Goal of the exercise =>
An exact copy of the data below is required; return it in full.

Records provided =>
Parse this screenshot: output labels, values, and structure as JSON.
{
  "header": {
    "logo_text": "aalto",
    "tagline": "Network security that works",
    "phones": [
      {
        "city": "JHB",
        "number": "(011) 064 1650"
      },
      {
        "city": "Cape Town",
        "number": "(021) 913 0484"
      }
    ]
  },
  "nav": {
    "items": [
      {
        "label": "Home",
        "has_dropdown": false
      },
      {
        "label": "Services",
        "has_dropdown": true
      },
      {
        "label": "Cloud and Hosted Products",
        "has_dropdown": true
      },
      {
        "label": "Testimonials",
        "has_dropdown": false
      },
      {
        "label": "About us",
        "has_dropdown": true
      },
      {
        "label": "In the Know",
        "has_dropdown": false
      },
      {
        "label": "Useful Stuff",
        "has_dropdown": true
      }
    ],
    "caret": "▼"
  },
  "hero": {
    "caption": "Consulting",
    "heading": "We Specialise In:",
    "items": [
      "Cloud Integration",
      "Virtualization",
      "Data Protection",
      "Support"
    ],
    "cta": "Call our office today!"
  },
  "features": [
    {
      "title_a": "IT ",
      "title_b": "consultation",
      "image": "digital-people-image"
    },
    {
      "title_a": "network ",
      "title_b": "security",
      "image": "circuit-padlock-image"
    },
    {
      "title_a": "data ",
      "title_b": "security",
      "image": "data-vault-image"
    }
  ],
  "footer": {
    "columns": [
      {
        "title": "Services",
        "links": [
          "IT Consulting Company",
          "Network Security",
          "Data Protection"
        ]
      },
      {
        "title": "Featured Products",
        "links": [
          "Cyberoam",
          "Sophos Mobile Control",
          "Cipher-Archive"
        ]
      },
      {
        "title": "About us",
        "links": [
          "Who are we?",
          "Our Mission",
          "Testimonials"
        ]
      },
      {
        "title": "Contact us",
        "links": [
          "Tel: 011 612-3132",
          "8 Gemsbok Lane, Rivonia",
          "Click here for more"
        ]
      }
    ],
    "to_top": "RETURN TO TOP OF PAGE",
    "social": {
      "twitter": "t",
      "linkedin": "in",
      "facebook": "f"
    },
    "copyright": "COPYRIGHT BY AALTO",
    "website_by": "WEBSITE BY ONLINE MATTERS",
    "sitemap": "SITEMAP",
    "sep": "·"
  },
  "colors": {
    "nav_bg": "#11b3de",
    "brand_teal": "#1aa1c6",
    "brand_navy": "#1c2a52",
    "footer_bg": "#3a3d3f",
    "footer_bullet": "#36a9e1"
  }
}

Answer box =>
Parse this screenshot: output labels, values, and structure as JSON.
{
  "header": {
    "logo_text": "aalto",
    "tagline": "Network security that works",
    "phones": [
      {
        "city": "JHB",
        "number": "(011) 064 1650"
      },
      {
        "city": "Cape Town",
        "number": "(021) 913 0484"
      }
    ]
  },
  "nav": {
    "items": [
      {
        "label": "Home",
        "has_dropdown": false
      },
      {
        "label": "Services",
        "has_dropdown": true
      },
      {
        "label": "Cloud and Hosted Products",
        "has_dropdown": true
      },
      {
        "label": "Testimonials",
        "has_dropdown": false
      },
      {
        "label": "About us",
        "has_dropdown": true
      },
      {
        "label": "In the Know",
        "has_dropdown": false
      },
      {
        "label": "Useful Stuff",
        "has_dropdown": true
      }
    ],
    "caret": "▼"
  },
  "hero": {
    "caption": "Consulting",
    "heading": "We Specialise In:",
    "items": [
      "Cloud Integration",
      "Virtualization",
      "Data Protection",
      "Support"
    ],
    "cta": "Call our office today!"
  },
  "features": [
    {
      "title_a": "IT ",
      "title_b": "consultation",
      "image": "digital-people-image"
    },
    {
      "title_a": "network ",
      "title_b": "security",
      "image": "circuit-padlock-image"
    },
    {
      "title_a": "data ",
      "title_b": "security",
      "image": "data-vault-image"
    }
  ],
  "footer": {
    "columns": [
      {
        "title": "Services",
        "links": [
          "IT Consulting Company",
          "Network Security",
          "Data Protection"
        ]
      },
      {
        "title": "Featured Products",
        "links": [
          "Cyberoam",
          "Sophos Mobile Control",
          "Cipher-Archive"
        ]
      },
      {
        "title": "About us",
        "links": [
          "Who are we?",
          "Our Mission",
          "Testimonials"
        ]
      },
      {
        "title": "Contact us",
        "links": [
          "Tel: 011 612-3132",
          "8 Gemsbok Lane, Rivonia",
          "Click here for more"
        ]
      }
    ],
    "to_top": "RETURN TO TOP OF PAGE",
    "social": {
      "twitter": "t",
      "linkedin": "in",
      "facebook": "f"
    },
    "copyright": "COPYRIGHT BY AALTO",
    "website_by": "WEBSITE BY ONLINE MATTERS",
    "sitemap": "SITEMAP",
    "sep": "·"
  },
  "colors": {
    "nav_bg": "#11b3de",
    "brand_teal": "#1aa1c6",
    "brand_navy": "#1c2a52",
    "footer_bg": "#3a3d3f",
    "footer_bullet": "#36a9e1"
  }
}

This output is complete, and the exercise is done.